>>>>

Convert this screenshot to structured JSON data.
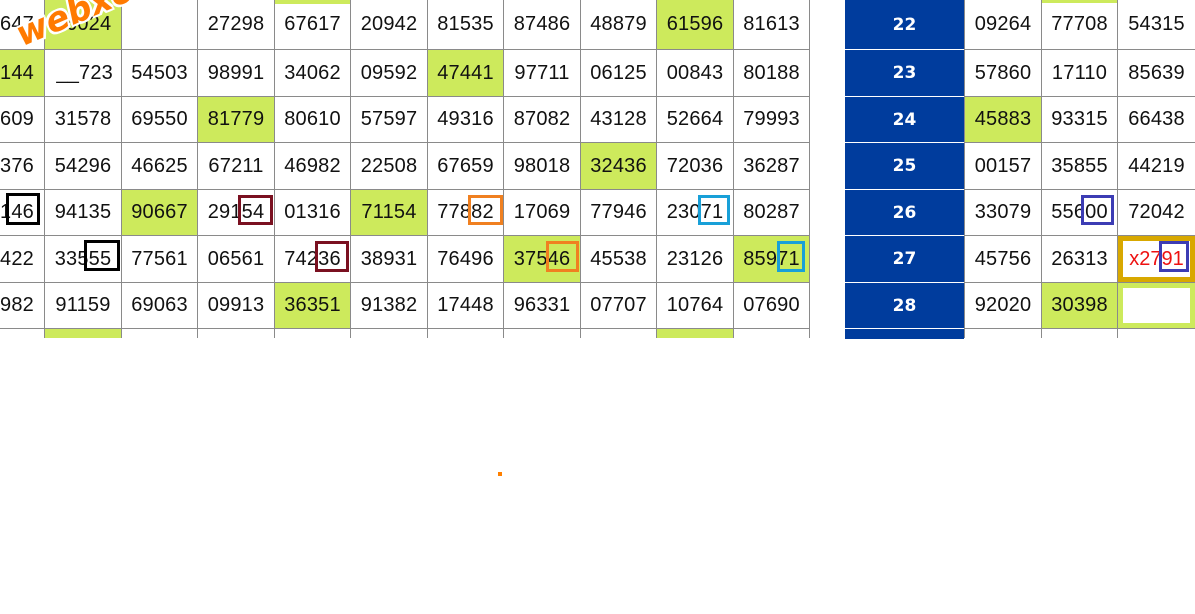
{
  "left_table": {
    "rows": [
      [
        "647",
        "46024",
        "",
        "27298",
        "67617",
        "20942",
        "81535",
        "87486",
        "48879",
        "61596",
        "81613"
      ],
      [
        "144",
        "__723",
        "54503",
        "98991",
        "34062",
        "09592",
        "47441",
        "97711",
        "06125",
        "00843",
        "80188"
      ],
      [
        "609",
        "31578",
        "69550",
        "81779",
        "80610",
        "57597",
        "49316",
        "87082",
        "43128",
        "52664",
        "79993"
      ],
      [
        "376",
        "54296",
        "46625",
        "67211",
        "46982",
        "22508",
        "67659",
        "98018",
        "32436",
        "72036",
        "36287"
      ],
      [
        "146",
        "94135",
        "90667",
        "29154",
        "01316",
        "71154",
        "77882",
        "17069",
        "77946",
        "23071",
        "80287"
      ],
      [
        "422",
        "33555",
        "77561",
        "06561",
        "74236",
        "38931",
        "76496",
        "37546",
        "45538",
        "23126",
        "85971"
      ],
      [
        "982",
        "91159",
        "69063",
        "09913",
        "36351",
        "91382",
        "17448",
        "96331",
        "07707",
        "10764",
        "07690"
      ]
    ]
  },
  "right_table": {
    "rows": [
      {
        "label": "22",
        "values": [
          "09264",
          "77708",
          "54315"
        ]
      },
      {
        "label": "23",
        "values": [
          "57860",
          "17110",
          "85639"
        ]
      },
      {
        "label": "24",
        "values": [
          "45883",
          "93315",
          "66438"
        ]
      },
      {
        "label": "25",
        "values": [
          "00157",
          "35855",
          "44219"
        ]
      },
      {
        "label": "26",
        "values": [
          "33079",
          "55600",
          "72042"
        ]
      },
      {
        "label": "27",
        "values": [
          "45756",
          "26313",
          "x2791"
        ]
      },
      {
        "label": "28",
        "values": [
          "92020",
          "30398",
          ""
        ]
      }
    ]
  },
  "watermark": {
    "text": "webxoso.net"
  },
  "colors": {
    "highlight": "#cdea5c",
    "label_bg": "#003c9d",
    "special_border": "#d8a800",
    "special_text": "#ee1111"
  }
}
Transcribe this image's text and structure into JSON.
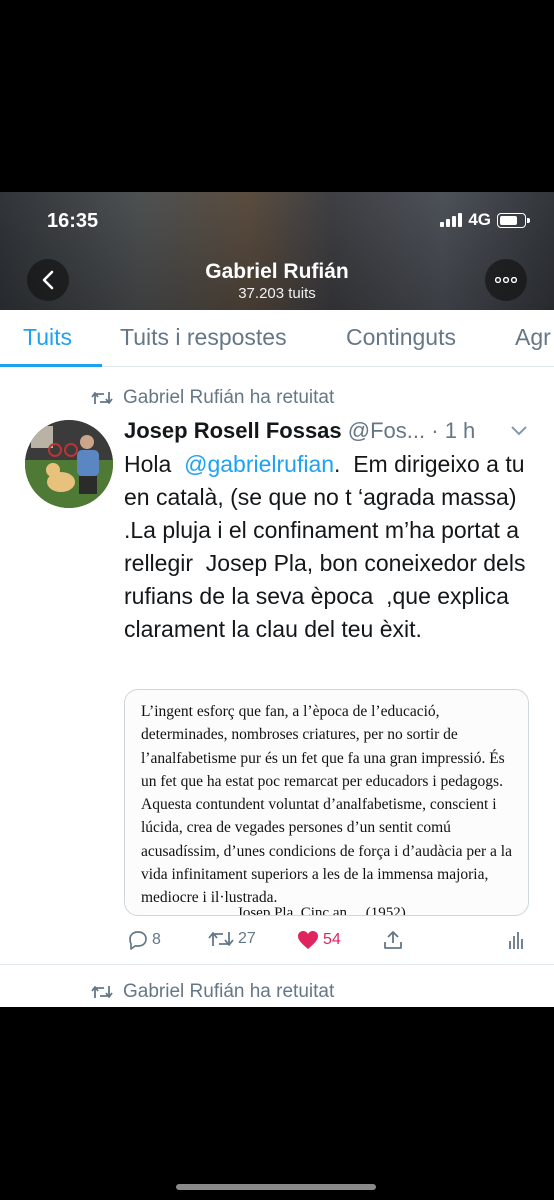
{
  "status_bar": {
    "time": "16:35",
    "network": "4G"
  },
  "profile": {
    "name": "Gabriel Rufián",
    "tweet_count": "37.203 tuits"
  },
  "tabs": [
    {
      "label": "Tuits",
      "active": true
    },
    {
      "label": "Tuits i respostes",
      "active": false
    },
    {
      "label": "Continguts",
      "active": false
    },
    {
      "label": "Agr",
      "active": false
    }
  ],
  "tweet": {
    "retweet_label": "Gabriel Rufián ha retuitat",
    "author_name": "Josep Rosell Fossas",
    "author_handle": "@Fos...",
    "time_ago": "· 1 h",
    "text_before": "Hola  ",
    "mention": "@gabrielrufian",
    "text_after": ".  Em dirigeixo a tu en català, (se que no t ‘agrada massa) .La pluja i el confinament m’ha portat a rellegir  Josep Pla, bon coneixedor dels rufians de la seva època  ,que explica clarament la clau del teu èxit.",
    "quote_text": "L’ingent esforç que fan, a l’època de l’educació, determinades, nombroses criatures, per no sortir de l’analfabetisme pur és un fet que fa una gran impressió. És un fet que ha estat poc remarcat per educadors i pedagogs. Aquesta contundent voluntat d’analfabetisme, conscient i lúcida, crea de vegades persones d’un sentit comú acusadíssim, d’unes condicions de força i d’audàcia per a la vida infinitament superiors a les de la immensa majoria, mediocre i il·lustrada.",
    "quote_cutoff": "Josep Pla, Cinc an… (1952)",
    "replies": "8",
    "retweets": "27",
    "likes": "54"
  },
  "next_tweet": {
    "retweet_label": "Gabriel Rufián ha retuitat"
  },
  "colors": {
    "accent": "#1da1f2",
    "like": "#e0245e",
    "muted": "#657786"
  }
}
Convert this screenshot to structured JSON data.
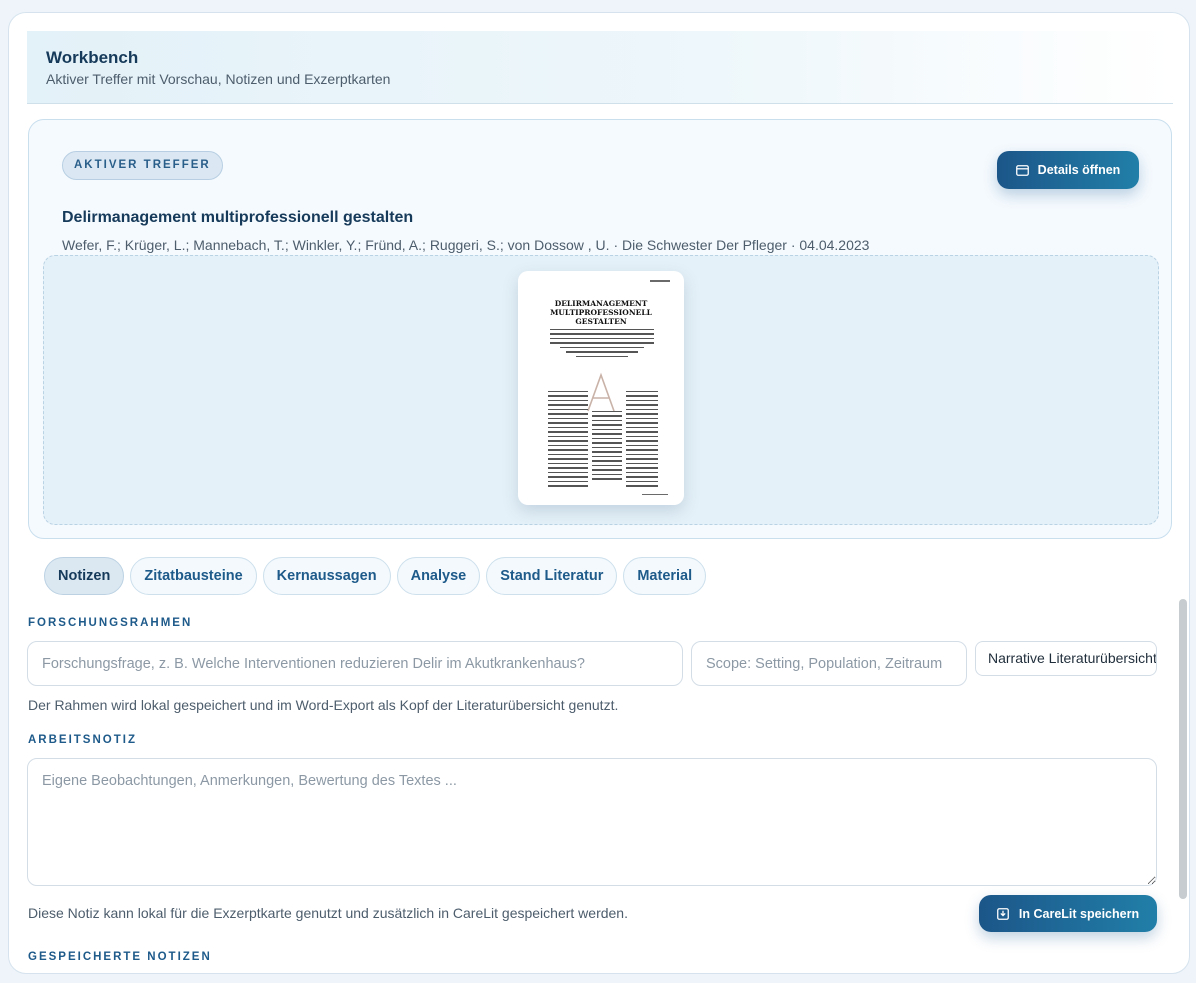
{
  "header": {
    "title": "Workbench",
    "subtitle": "Aktiver Treffer mit Vorschau, Notizen und Exzerptkarten"
  },
  "active_hit": {
    "badge": "AKTIVER TREFFER",
    "details_button": "Details öffnen",
    "title": "Delirmanagement multiprofessionell gestalten",
    "meta": "Wefer, F.; Krüger, L.; Mannebach, T.; Winkler, Y.; Fründ, A.; Ruggeri, S.; von Dossow , U. · Die Schwester Der Pfleger · 04.04.2023",
    "preview_heading": [
      "DELIRMANAGEMENT",
      "MULTIPROFESSIONELL",
      "GESTALTEN"
    ]
  },
  "tabs": [
    {
      "label": "Notizen",
      "active": true
    },
    {
      "label": "Zitatbausteine",
      "active": false
    },
    {
      "label": "Kernaussagen",
      "active": false
    },
    {
      "label": "Analyse",
      "active": false
    },
    {
      "label": "Stand Literatur",
      "active": false
    },
    {
      "label": "Material",
      "active": false
    }
  ],
  "research_frame": {
    "label": "FORSCHUNGSRAHMEN",
    "question_placeholder": "Forschungsfrage, z. B. Welche Interventionen reduzieren Delir im Akutkrankenhaus?",
    "scope_placeholder": "Scope: Setting, Population, Zeitraum",
    "review_type": "Narrative Literaturübersicht",
    "helper": "Der Rahmen wird lokal gespeichert und im Word-Export als Kopf der Literaturübersicht genutzt."
  },
  "work_note": {
    "label": "ARBEITSNOTIZ",
    "placeholder": "Eigene Beobachtungen, Anmerkungen, Bewertung des Textes ...",
    "helper": "Diese Notiz kann lokal für die Exzerptkarte genutzt und zusätzlich in CareLit gespeichert werden.",
    "save_button": "In CareLit speichern"
  },
  "saved_notes": {
    "label": "GESPEICHERTE NOTIZEN"
  },
  "colors": {
    "accent": "#1e5a8a",
    "button_gradient_start": "#1c5689",
    "button_gradient_end": "#217fa8"
  }
}
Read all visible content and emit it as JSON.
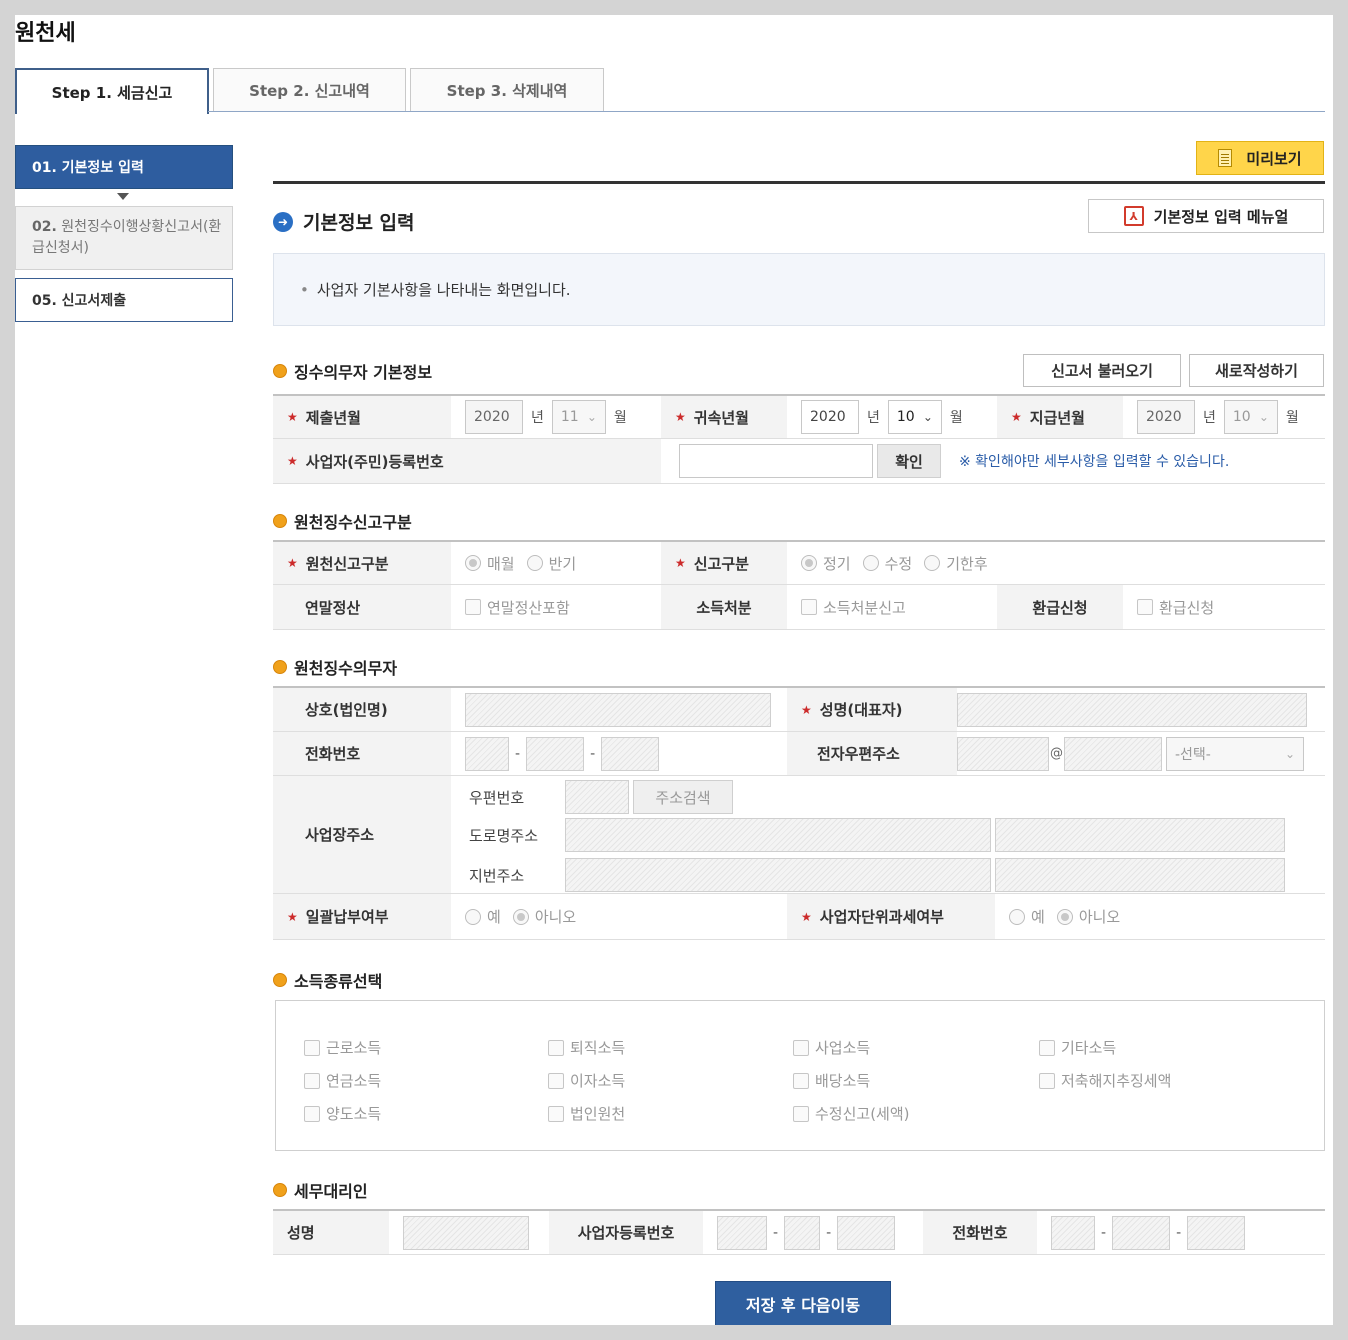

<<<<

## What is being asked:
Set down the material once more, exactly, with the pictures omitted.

## Task result:
Convert this screenshot to structured JSON data.
{
  "left_table": {
    "rows": [
      [
        "647",
        "46024",
        "",
        "27298",
        "67617",
        "20942",
        "81535",
        "87486",
        "48879",
        "61596",
        "81613"
      ],
      [
        "144",
        "__723",
        "54503",
        "98991",
        "34062",
        "09592",
        "47441",
        "97711",
        "06125",
        "00843",
        "80188"
      ],
      [
        "609",
        "31578",
        "69550",
        "81779",
        "80610",
        "57597",
        "49316",
        "87082",
        "43128",
        "52664",
        "79993"
      ],
      [
        "376",
        "54296",
        "46625",
        "67211",
        "46982",
        "22508",
        "67659",
        "98018",
        "32436",
        "72036",
        "36287"
      ],
      [
        "146",
        "94135",
        "90667",
        "29154",
        "01316",
        "71154",
        "77882",
        "17069",
        "77946",
        "23071",
        "80287"
      ],
      [
        "422",
        "33555",
        "77561",
        "06561",
        "74236",
        "38931",
        "76496",
        "37546",
        "45538",
        "23126",
        "85971"
      ],
      [
        "982",
        "91159",
        "69063",
        "09913",
        "36351",
        "91382",
        "17448",
        "96331",
        "07707",
        "10764",
        "07690"
      ]
    ]
  },
  "right_table": {
    "rows": [
      {
        "label": "22",
        "values": [
          "09264",
          "77708",
          "54315"
        ]
      },
      {
        "label": "23",
        "values": [
          "57860",
          "17110",
          "85639"
        ]
      },
      {
        "label": "24",
        "values": [
          "45883",
          "93315",
          "66438"
        ]
      },
      {
        "label": "25",
        "values": [
          "00157",
          "35855",
          "44219"
        ]
      },
      {
        "label": "26",
        "values": [
          "33079",
          "55600",
          "72042"
        ]
      },
      {
        "label": "27",
        "values": [
          "45756",
          "26313",
          "x2791"
        ]
      },
      {
        "label": "28",
        "values": [
          "92020",
          "30398",
          ""
        ]
      }
    ]
  },
  "watermark": {
    "text": "webxoso.net"
  },
  "colors": {
    "highlight": "#cdea5c",
    "label_bg": "#003c9d",
    "special_border": "#d8a800",
    "special_text": "#ee1111"
  }
}
Transcribe this image's text and structure into JSON.
{
  "status_bar": {
    "time": "16:35",
    "network": "4G"
  },
  "profile": {
    "name": "Gabriel Rufián",
    "tweet_count": "37.203 tuits"
  },
  "tabs": [
    {
      "label": "Tuits",
      "active": true
    },
    {
      "label": "Tuits i respostes",
      "active": false
    },
    {
      "label": "Continguts",
      "active": false
    },
    {
      "label": "Agr",
      "active": false
    }
  ],
  "tweet": {
    "retweet_label": "Gabriel Rufián ha retuitat",
    "author_name": "Josep Rosell Fossas",
    "author_handle": "@Fos...",
    "time_ago": "· 1 h",
    "text_before": "Hola  ",
    "mention": "@gabrielrufian",
    "text_after": ".  Em dirigeixo a tu en català, (se que no t ‘agrada massa) .La pluja i el confinament m’ha portat a rellegir  Josep Pla, bon coneixedor dels rufians de la seva època  ,que explica clarament la clau del teu èxit.",
    "quote_text": "L’ingent esforç que fan, a l’època de l’educació, determinades, nombroses criatures, per no sortir de l’analfabetisme pur és un fet que fa una gran impressió. És un fet que ha estat poc remarcat per educadors i pedagogs. Aquesta contundent voluntat d’analfabetisme, conscient i lúcida, crea de vegades persones d’un sentit comú acusadíssim, d’unes condicions de força i d’audàcia per a la vida infinitament superiors a les de la immensa majoria, mediocre i il·lustrada.",
    "quote_cutoff": "Josep Pla, Cinc an… (1952)",
    "replies": "8",
    "retweets": "27",
    "likes": "54"
  },
  "next_tweet": {
    "retweet_label": "Gabriel Rufián ha retuitat"
  },
  "colors": {
    "accent": "#1da1f2",
    "like": "#e0245e",
    "muted": "#657786"
  }
}
Convert this screenshot to structured JSON data.
{
  "header": {
    "title": "Workbench",
    "subtitle": "Aktiver Treffer mit Vorschau, Notizen und Exzerptkarten"
  },
  "active_hit": {
    "badge": "AKTIVER TREFFER",
    "details_button": "Details öffnen",
    "title": "Delirmanagement multiprofessionell gestalten",
    "meta": "Wefer, F.; Krüger, L.; Mannebach, T.; Winkler, Y.; Fründ, A.; Ruggeri, S.; von Dossow , U. · Die Schwester Der Pfleger · 04.04.2023",
    "preview_heading": [
      "DELIRMANAGEMENT",
      "MULTIPROFESSIONELL",
      "GESTALTEN"
    ]
  },
  "tabs": [
    {
      "label": "Notizen",
      "active": true
    },
    {
      "label": "Zitatbausteine",
      "active": false
    },
    {
      "label": "Kernaussagen",
      "active": false
    },
    {
      "label": "Analyse",
      "active": false
    },
    {
      "label": "Stand Literatur",
      "active": false
    },
    {
      "label": "Material",
      "active": false
    }
  ],
  "research_frame": {
    "label": "FORSCHUNGSRAHMEN",
    "question_placeholder": "Forschungsfrage, z. B. Welche Interventionen reduzieren Delir im Akutkrankenhaus?",
    "scope_placeholder": "Scope: Setting, Population, Zeitraum",
    "review_type": "Narrative Literaturübersicht",
    "helper": "Der Rahmen wird lokal gespeichert und im Word-Export als Kopf der Literaturübersicht genutzt."
  },
  "work_note": {
    "label": "ARBEITSNOTIZ",
    "placeholder": "Eigene Beobachtungen, Anmerkungen, Bewertung des Textes ...",
    "helper": "Diese Notiz kann lokal für die Exzerptkarte genutzt und zusätzlich in CareLit gespeichert werden.",
    "save_button": "In CareLit speichern"
  },
  "saved_notes": {
    "label": "GESPEICHERTE NOTIZEN"
  },
  "colors": {
    "accent": "#1e5a8a",
    "button_gradient_start": "#1c5689",
    "button_gradient_end": "#217fa8"
  }
}
Read all visible content and emit it as JSON.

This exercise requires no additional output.